Ethan Lyle experienced one benefit of Harvard’s Model United Nations after he graduated from the College last spring and took a job with the international legal and consulting firm Ropes & Gray.
The firm was planning a major conference, with thousands of participants, at the Sheraton Boston Hotel, which was where Lyle, who served as Harvard Model U.N. secretary-general his senior year, had helped to stage conferences in each of his undergraduate years.
The Ropes & Gray organizers in New York were looking for photos of the conference rooms. Lyle was able to describe the facilities. They wanted to know about the menu, and again Lyle could help, since Model U.N. organizers have to help feed the thousands who attend.
“It’s interesting how doing this activity can help you in ways you wouldn’t expect,” Lyle said.
The multiple and sometimes unexpected benefits of the Model U.N. was a theme echoed by those to Lyle’s right and left last Friday, as he sat on a panel of past Harvard Model U.N. participants during this year’s conference at the Sheraton Boston. Lyle’s story was familiar, as each panelist said the experience had proven helpful in different ways since he or she left Harvard.
One speaker, who is completing a degree at the Harvard Kennedy School, has been helped in perhaps expected ways, gaining public-speaking and negotiation skills and knowledge of international affairs to prepare for an anticipated career in the Foreign Service. Another said experience in foreign affairs and in organizing people helped toward a career in nonprofit organizations, while a third said it was the ability to find and understand large amounts of information that has left him in good stead.
Meanwhile, scattered in other conference rooms at the Sheraton, 3,000 high school delegates and 235 Harvard undergraduates were learning their own lessons.

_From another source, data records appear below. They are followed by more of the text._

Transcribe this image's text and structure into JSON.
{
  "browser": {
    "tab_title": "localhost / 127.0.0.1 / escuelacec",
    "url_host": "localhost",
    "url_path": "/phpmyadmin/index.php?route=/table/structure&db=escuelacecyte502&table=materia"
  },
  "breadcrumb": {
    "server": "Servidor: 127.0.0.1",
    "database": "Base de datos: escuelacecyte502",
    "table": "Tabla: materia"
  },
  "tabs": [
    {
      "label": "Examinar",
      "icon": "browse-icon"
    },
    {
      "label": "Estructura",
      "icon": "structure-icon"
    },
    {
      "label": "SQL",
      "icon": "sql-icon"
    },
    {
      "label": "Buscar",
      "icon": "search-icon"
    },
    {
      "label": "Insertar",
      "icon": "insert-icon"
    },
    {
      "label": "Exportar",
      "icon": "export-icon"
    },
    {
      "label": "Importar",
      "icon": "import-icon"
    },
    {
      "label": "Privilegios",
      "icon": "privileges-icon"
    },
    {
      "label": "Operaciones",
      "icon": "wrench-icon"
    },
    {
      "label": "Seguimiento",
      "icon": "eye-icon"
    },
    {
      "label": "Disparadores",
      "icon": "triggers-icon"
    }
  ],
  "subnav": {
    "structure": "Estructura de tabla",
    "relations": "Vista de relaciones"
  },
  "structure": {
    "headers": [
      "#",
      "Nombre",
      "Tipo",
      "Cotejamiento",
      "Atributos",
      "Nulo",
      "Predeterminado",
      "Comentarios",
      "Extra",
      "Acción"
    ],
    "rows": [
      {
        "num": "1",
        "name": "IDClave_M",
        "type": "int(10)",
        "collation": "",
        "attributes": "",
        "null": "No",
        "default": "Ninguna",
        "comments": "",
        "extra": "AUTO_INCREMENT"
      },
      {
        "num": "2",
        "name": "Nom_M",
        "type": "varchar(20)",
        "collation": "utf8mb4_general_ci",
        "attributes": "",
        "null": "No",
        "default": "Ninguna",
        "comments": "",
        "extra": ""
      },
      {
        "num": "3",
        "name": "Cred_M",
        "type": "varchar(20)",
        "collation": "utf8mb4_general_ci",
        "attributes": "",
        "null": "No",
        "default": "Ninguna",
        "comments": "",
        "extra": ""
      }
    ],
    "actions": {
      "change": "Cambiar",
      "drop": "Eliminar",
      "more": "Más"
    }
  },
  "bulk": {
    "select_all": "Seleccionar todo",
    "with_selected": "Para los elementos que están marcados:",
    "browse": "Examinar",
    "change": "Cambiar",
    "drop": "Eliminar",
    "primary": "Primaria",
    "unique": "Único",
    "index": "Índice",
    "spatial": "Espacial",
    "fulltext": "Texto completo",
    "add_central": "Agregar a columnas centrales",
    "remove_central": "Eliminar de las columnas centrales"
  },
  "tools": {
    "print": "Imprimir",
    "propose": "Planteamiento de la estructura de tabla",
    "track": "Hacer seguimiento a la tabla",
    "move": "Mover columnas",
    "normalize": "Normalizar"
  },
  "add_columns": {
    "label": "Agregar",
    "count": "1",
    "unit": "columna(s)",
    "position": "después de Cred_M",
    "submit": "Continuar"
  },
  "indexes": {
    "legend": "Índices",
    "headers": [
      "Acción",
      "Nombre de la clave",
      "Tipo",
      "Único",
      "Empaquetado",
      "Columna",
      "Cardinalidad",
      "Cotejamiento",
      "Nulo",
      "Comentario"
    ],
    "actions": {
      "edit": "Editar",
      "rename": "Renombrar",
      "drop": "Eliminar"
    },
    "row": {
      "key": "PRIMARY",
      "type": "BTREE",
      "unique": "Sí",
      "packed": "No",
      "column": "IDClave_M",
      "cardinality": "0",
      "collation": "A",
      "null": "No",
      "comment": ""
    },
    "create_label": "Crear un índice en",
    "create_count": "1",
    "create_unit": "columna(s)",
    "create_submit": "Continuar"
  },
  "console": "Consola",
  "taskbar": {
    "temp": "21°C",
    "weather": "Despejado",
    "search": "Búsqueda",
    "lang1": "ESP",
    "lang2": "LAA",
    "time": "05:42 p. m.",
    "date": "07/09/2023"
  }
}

This year’s Harvard Model U.N. drew students from high schools in 19 states and 40 countries. Along with them were more then 200 faculty advisers. The Harvard undergraduates, members of Harvard Model U.N., organized the conference and guided the four days of activities, which began last Thursday.
Lucy LaVallee attended with a delegation from CATS Academy Boston in Newton, where she teaches English as a second language. Her group was “representing” South Africa at the conference, promoting the nation’s positions and, through compromise, possible solutions to issues of concern.
LaVallee said the experience is beneficial to her students because, as non-native English speakers, they have to read extensive background material and prepare position papers and arguments on a range of subjects. It also gives them experience speaking with other delegates and negotiating compromise positions.
“They get English public speaking … skills,” LaVallee said.
Lilit Badeyan, a junior at CATS Academy, is participating in the Model U.N. because she’s interested in the world, particularly economics. Badeyan served as a delegate to the General Assembly’s Economics and Finance Committee, and is investigating the global effect of the rising middle class.
“Model U.N. is a great opportunity for any student who likes debating and is interested in what’s going on in the world,” Badeyan said.
Sam Leiter, a Harvard senior and secretary-general of this year’s conference, said that Model U.N. not only gives student delegates an understanding of international issues, but also forces them to take positions they may not personally share, to find common ground with those holding differing positions, and seek compromises.
“Not only are you finding common ground with people, you’re learning to appreciate the differences of people,” Leiter said.
Harvard’s Model U.N. is the oldest of many such organizations around the world. The Harvard group began in 1927 as a Model League of Nations. It took its current form in 1953, and this is its 61st session. Each year, the organization hosts and organizes the large international conference in Boston. Undergraduates serve as directors of committees representing specific subjects. The delegates attend meetings and negotiate between different positions to come up with resolutions.
Each of 29 committees handles one or two topics. Over the four days, delegates debate and pass resolutions on some 50 topics, according to Miranda Ravicz, a Harvard senior and director-general of the Harvard Model U.N. In addition to familiar topics such as drone warfare, others harken to earlier times. One group this year simulated not a U.N. committee but the court of Alexander the Great.
Another way that organizers inject realism and excitement into the proceedings is to change the ground rules by simulating a crisis. Organizers make an announcement of a major development, such as a natural disaster or outbreak of war, and let the delegates figure out how that affects their priorities and positions.
“The idea of the crisis is to give people something gritty to grapple with, not just to add excitement, but something that is a game-changer somehow,” Ravicz said.
In addition to the more programmatic benefits gained by the Harvard students participating, another benefit is personal: spending four years sharing an interest, making friends, and learning from each other.
“You come in as a freshman, watching the seniors, and suddenly you’re a senior doing what you thought you’d never be able to do,” said James Cairns, Harvard Model’s U.N. secretary-general in 1987, who is back at Harvard directing the Center on the Developing Child’s Global Children’s Initiative after years of working for international nonprofits. “It’s about the friendship, what it’s like to work as a team.”